Top of TASK DATA
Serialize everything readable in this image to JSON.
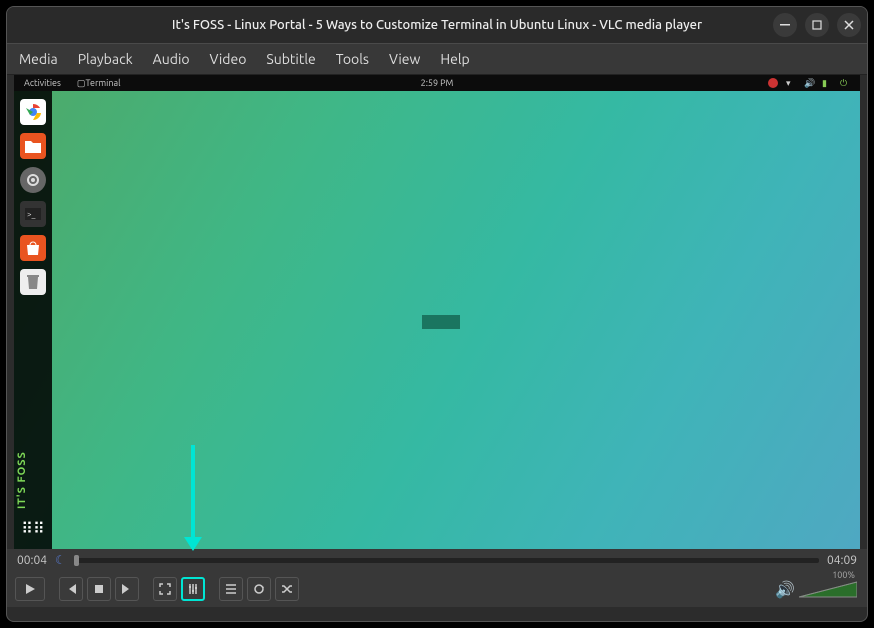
{
  "window": {
    "title": "It's FOSS - Linux Portal - 5 Ways to Customize Terminal in Ubuntu Linux - VLC media player"
  },
  "menubar": [
    "Media",
    "Playback",
    "Audio",
    "Video",
    "Subtitle",
    "Tools",
    "View",
    "Help"
  ],
  "desktop": {
    "activities": "Activities",
    "app": "Terminal",
    "clock": "2:59 PM",
    "watermark": "IT'S FOSS"
  },
  "playback": {
    "elapsed": "00:04",
    "total": "04:09",
    "volume_pct": "100%"
  }
}
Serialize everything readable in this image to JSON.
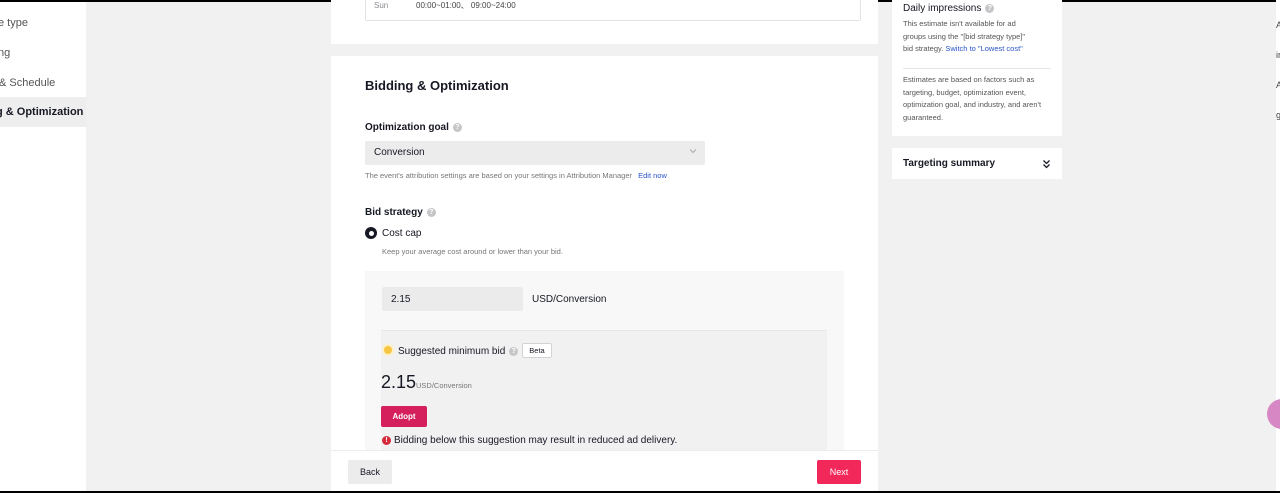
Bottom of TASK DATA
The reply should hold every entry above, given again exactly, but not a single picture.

Serialize everything readable in this image to JSON.
{
  "window": {
    "title": "It's FOSS - Linux Portal - 5 Ways to Customize Terminal in Ubuntu Linux - VLC media player"
  },
  "menubar": [
    "Media",
    "Playback",
    "Audio",
    "Video",
    "Subtitle",
    "Tools",
    "View",
    "Help"
  ],
  "desktop": {
    "activities": "Activities",
    "app": "Terminal",
    "clock": "2:59 PM",
    "watermark": "IT'S FOSS"
  },
  "playback": {
    "elapsed": "00:04",
    "total": "04:09",
    "volume_pct": "100%"
  }
}
Serialize everything readable in this image to JSON.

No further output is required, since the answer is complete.